Task statement » Pull every line containing the word "illustration" from the records.

Supplied data »

********

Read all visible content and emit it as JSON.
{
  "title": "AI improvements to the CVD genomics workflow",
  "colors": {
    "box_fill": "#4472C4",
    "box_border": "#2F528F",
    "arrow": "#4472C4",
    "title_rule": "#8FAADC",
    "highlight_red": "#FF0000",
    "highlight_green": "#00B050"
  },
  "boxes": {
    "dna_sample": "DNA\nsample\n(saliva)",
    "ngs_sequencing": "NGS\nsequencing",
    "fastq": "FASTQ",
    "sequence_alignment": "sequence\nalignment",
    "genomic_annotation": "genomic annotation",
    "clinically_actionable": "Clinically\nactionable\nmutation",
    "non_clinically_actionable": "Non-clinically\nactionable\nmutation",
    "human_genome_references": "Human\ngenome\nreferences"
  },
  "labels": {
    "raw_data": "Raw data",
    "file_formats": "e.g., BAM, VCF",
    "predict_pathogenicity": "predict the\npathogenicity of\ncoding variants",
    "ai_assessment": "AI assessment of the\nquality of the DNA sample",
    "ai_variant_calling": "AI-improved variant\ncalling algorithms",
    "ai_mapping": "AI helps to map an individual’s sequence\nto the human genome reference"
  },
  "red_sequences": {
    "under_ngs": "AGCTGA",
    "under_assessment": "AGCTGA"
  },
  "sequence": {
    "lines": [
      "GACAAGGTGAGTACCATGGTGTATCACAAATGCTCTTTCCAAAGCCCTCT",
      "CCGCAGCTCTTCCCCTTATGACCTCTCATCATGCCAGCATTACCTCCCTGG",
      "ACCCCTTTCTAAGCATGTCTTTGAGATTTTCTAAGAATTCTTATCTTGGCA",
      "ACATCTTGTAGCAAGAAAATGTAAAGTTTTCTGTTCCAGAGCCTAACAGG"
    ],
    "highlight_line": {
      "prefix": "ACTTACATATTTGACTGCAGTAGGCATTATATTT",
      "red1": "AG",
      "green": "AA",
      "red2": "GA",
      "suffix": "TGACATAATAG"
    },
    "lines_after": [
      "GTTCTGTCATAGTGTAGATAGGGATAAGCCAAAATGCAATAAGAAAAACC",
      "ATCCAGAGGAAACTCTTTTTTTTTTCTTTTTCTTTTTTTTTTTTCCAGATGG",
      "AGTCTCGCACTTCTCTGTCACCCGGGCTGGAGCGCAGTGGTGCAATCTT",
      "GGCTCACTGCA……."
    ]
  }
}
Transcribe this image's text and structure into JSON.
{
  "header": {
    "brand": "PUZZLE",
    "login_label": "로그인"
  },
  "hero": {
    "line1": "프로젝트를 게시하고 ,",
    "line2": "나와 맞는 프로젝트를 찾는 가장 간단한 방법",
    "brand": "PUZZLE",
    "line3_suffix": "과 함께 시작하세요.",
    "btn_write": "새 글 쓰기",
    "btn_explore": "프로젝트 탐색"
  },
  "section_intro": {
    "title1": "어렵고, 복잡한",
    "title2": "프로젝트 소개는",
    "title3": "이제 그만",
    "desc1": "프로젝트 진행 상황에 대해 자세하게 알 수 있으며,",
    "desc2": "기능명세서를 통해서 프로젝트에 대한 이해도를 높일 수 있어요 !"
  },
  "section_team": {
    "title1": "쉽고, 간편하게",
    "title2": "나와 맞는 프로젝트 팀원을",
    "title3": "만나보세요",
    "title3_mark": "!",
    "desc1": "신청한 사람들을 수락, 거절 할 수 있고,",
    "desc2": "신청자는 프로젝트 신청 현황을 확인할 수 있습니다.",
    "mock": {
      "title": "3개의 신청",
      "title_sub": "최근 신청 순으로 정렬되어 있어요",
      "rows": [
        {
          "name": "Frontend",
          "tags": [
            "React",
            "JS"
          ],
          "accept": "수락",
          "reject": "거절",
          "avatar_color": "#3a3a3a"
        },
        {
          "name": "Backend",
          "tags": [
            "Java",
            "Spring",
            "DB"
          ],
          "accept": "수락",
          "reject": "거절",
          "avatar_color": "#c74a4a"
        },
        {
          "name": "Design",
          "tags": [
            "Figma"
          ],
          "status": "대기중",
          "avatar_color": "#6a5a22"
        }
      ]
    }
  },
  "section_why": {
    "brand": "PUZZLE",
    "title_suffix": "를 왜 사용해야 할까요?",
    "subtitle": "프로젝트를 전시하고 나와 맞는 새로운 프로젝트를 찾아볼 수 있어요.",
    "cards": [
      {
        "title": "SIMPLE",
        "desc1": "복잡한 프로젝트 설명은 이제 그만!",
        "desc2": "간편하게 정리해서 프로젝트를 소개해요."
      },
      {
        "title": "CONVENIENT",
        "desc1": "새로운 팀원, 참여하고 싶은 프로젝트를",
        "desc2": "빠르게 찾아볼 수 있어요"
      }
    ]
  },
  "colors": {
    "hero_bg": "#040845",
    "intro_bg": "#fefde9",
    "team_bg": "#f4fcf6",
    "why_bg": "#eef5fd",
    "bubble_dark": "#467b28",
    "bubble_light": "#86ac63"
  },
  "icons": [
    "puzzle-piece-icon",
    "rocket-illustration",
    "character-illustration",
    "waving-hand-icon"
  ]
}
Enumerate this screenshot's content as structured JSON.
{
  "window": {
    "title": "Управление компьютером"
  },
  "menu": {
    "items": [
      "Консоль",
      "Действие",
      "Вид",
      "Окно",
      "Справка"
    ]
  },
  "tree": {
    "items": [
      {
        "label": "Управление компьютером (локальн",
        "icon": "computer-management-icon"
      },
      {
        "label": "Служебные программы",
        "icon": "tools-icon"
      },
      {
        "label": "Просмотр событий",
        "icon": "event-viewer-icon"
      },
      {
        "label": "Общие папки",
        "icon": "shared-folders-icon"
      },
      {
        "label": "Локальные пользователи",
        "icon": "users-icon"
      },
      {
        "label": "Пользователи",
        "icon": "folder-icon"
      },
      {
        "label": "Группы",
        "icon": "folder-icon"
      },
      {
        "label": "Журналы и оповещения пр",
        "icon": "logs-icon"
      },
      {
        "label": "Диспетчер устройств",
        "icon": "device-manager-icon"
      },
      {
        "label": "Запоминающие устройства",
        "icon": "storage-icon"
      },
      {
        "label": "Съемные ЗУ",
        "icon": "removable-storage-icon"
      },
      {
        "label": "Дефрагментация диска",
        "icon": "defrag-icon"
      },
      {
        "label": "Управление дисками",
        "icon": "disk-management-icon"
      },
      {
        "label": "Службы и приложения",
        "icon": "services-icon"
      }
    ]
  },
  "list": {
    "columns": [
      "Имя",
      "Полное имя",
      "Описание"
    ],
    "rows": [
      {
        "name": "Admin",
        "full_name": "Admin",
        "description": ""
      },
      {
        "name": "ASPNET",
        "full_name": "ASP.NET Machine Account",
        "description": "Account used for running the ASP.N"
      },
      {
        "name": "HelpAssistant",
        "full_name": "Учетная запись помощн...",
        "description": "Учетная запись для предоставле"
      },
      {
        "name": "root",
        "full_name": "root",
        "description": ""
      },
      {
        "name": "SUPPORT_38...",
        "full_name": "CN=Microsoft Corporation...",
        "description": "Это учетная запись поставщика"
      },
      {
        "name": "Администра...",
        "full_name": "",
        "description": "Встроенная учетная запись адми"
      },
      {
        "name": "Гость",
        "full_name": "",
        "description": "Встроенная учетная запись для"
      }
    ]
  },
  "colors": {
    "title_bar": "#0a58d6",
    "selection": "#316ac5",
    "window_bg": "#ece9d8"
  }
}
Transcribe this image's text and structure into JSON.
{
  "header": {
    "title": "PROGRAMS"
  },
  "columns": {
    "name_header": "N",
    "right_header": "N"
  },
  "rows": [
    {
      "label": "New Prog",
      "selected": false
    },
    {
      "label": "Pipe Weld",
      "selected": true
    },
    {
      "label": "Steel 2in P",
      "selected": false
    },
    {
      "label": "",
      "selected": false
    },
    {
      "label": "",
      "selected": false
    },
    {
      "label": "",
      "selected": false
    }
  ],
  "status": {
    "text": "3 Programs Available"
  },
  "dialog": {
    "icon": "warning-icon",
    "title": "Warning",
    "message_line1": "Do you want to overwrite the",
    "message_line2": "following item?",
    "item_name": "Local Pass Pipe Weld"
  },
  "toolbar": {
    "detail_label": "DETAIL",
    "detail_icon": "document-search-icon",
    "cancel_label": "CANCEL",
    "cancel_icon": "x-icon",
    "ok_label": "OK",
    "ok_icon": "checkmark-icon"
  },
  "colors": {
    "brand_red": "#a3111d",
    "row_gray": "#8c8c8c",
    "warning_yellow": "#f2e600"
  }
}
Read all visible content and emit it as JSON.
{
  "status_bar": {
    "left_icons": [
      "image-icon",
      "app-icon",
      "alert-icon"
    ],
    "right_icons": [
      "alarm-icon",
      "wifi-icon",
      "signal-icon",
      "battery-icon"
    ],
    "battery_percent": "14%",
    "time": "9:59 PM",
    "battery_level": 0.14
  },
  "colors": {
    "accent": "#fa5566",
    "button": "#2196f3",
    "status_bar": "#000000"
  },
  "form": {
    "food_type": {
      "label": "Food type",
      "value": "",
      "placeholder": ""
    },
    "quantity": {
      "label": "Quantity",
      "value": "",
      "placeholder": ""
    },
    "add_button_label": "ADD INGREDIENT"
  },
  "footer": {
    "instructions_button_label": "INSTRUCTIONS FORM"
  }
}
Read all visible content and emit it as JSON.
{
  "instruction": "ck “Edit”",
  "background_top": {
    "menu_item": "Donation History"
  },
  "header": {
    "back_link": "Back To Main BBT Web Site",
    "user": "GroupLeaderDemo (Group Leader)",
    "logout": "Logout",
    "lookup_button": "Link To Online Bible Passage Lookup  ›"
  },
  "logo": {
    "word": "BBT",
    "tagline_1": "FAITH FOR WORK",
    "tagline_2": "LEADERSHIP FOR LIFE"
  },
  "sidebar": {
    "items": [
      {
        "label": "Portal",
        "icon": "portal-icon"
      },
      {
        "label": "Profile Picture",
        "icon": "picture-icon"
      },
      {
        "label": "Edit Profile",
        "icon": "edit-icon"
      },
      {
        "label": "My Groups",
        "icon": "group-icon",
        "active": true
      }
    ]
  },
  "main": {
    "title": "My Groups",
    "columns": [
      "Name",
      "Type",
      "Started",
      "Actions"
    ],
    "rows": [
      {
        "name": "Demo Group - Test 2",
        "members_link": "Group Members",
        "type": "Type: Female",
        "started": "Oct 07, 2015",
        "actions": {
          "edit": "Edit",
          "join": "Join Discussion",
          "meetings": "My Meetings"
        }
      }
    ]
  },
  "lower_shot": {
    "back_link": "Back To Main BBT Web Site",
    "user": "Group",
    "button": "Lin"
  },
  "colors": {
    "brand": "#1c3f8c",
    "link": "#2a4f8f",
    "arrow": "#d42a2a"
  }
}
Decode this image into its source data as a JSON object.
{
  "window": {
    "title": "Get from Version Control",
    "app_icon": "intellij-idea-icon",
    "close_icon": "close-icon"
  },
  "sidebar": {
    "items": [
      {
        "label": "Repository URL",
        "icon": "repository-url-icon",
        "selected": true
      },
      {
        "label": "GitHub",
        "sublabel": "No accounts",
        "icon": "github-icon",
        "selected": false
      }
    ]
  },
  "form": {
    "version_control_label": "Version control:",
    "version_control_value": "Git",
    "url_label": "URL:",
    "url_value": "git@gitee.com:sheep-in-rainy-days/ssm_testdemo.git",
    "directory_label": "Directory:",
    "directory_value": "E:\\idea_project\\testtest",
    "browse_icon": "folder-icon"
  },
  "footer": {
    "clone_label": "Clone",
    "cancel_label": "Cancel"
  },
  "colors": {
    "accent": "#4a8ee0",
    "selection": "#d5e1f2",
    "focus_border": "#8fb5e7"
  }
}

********

Result below »
    "rocket-illustration",
    "character-illustration",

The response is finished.